Our expert commentators have already discussed what they made of 2017, so what do they expect and hope for next year?
Let’s find out…
But before we do, remember there are also some excellent Econsultancy resources that subscribers can download:
- User Experience and Interaction Design for Mobile and Web – Best Practice Guide
- Implementing a Customer Experience (CX) Strategy – Best Practice Guide
- Top 100 Digital Agencies Report 2017
Will Grant, co-founder, Prodlytic:
It’s more of a hope than a prediction, but perhaps us designers will stop doing things because we can and start asking if we should. A greater sense of social responsibility, and a reduction in sneaky ‘dark pattern’ UX would be great.
Applying design skills to ‘AI’
Andy Budd, CEO, Clearleft
If conversations user interfaces were big in 2017, I think applying our design skills to all manner of AI-powered products and services will be the big trend in 2018.
We’re currently seeing the boards of our largest clients invest in the productivity improvements AI can bring. At the moment a lot of the hype around AI is customer facing; think self service customer chatbots. However I think bigger return will be found in the short term, not by trying to replace customer service reps and back office staff—because the technology really isn’t there yet—but by augmenting them.
In fact one of my personal highlights from this year was taking a group of 20 designers, academics, authors and technologists to a retreat in Norway where Ex Machina was filmed. The goal was to understand the emerging design challenges we would face on a world increasingly dominated by AI, and to try and get ahead of the game.
As a result we published a list of questions, and principles designers and technologist need to address when faced with new AI related projects.
Matt Oxley, founder, dotlabel:
2018 will also see the continued growth of machine learning tech, and while its implementation into software solutions is unlikely to undermine the effectiveness of human worker in the short-term, it will certainly have wide-reaching consequences in certain industries in the future.
Banking catches up with fintech
Ed Everett, Senior UX Designer, Friday:
In 2018 technologies and experience patterns developed in the fast moving consumer fintech space will start being adopted into business banking products. Scaling the designs and processes to enterprise levels will be hard (and political!) but with big payoffs for companies that can get it right.
When GDPR (General Data Protection Regulation) arrives in May, companies will have to face the prospect of being non-compliant. During the first half of next year agencies will receive briefs from most of their clients requiring their services to be redesigned to comply with the new data regulations.
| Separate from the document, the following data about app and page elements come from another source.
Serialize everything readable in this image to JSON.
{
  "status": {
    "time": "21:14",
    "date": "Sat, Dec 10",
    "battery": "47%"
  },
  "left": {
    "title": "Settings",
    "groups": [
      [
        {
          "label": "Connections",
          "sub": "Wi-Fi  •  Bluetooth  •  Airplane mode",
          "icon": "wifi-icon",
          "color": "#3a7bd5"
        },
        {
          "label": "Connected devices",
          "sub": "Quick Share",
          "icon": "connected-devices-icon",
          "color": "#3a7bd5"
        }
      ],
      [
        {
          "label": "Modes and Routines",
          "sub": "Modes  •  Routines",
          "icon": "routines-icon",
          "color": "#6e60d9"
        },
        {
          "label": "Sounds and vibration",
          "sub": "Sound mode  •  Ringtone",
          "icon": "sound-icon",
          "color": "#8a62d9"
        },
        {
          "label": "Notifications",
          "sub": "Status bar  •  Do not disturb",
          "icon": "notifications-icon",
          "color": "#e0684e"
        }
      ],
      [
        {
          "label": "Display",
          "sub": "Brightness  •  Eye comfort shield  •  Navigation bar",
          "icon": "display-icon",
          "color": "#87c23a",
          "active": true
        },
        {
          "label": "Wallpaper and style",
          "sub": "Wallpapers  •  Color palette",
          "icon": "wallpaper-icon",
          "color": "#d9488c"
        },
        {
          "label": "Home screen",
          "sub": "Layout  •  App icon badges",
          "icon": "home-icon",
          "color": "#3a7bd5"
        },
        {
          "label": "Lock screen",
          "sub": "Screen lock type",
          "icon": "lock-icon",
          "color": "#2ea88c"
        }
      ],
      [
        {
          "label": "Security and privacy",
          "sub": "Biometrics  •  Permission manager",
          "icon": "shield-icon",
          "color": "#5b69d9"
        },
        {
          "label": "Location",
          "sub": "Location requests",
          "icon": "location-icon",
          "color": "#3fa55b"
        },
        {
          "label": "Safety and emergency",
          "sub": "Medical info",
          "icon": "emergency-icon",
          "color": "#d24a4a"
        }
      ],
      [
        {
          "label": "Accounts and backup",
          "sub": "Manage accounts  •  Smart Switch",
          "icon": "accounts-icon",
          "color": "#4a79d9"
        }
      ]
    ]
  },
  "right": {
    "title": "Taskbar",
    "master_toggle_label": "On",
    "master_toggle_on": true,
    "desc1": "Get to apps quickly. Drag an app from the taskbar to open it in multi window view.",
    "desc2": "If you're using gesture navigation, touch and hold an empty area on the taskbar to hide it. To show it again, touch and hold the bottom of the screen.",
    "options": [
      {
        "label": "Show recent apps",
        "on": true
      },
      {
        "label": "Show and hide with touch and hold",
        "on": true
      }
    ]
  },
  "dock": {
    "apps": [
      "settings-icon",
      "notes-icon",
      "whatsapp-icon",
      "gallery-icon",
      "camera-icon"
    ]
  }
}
There will be confusion as companies adapt—and lots of work for design agencies.
All signs indicate 2018 will be a far busier year due to GDPR.
Please, the end of flat design
I’d personally love to see the tide turn again against flat design and a return to (subtle) visual affordances in UI across the board.
Something a bit different…
Simon Nalley, UX designer at Bozboz:
Web VR is one to watch. It’s still in its infancy but it has definitely been embraced by the web community. Technology generally, is moving at great speed, so we wouldn’t be surprised if there were some shocks along the way. That’s why I love digital.
…or fads, as per
Steffan Aquarone, head of best practice reports, Econsultancy:
As ever, a lot of organisations will skip over the part where they review their digital products from their customers’ point of view, and instead cut straight to the latest fads that don’t actually mean anything to anyone yet.
Improved tools and a broader remit for design
In 2018 the interests of the individual user will be challenged as the design community starts to look beyond user centred design and towards the interests of communities and systems. Experience design will increasingly consider complete business systems – not just the customer facing digital interfaces. Design teams will broaden their outlook to make this a reality.
Design tools will continue to rapidly improve. Cloud-based tools for collaborative interaction design and design system management will mature and finally add value to our workflows. Shared team assets are an obvious win, but the new tools will create new options for modern design processes.
Data-driven, automated, user experience optimisation (multi-variate testing at scale) will become much more prominent. Design systems will need to flex and adapt to support all the variants. More organisations will be using design-systems-as-code, served from component libraries, to support programatically-assembled experiences on the fly.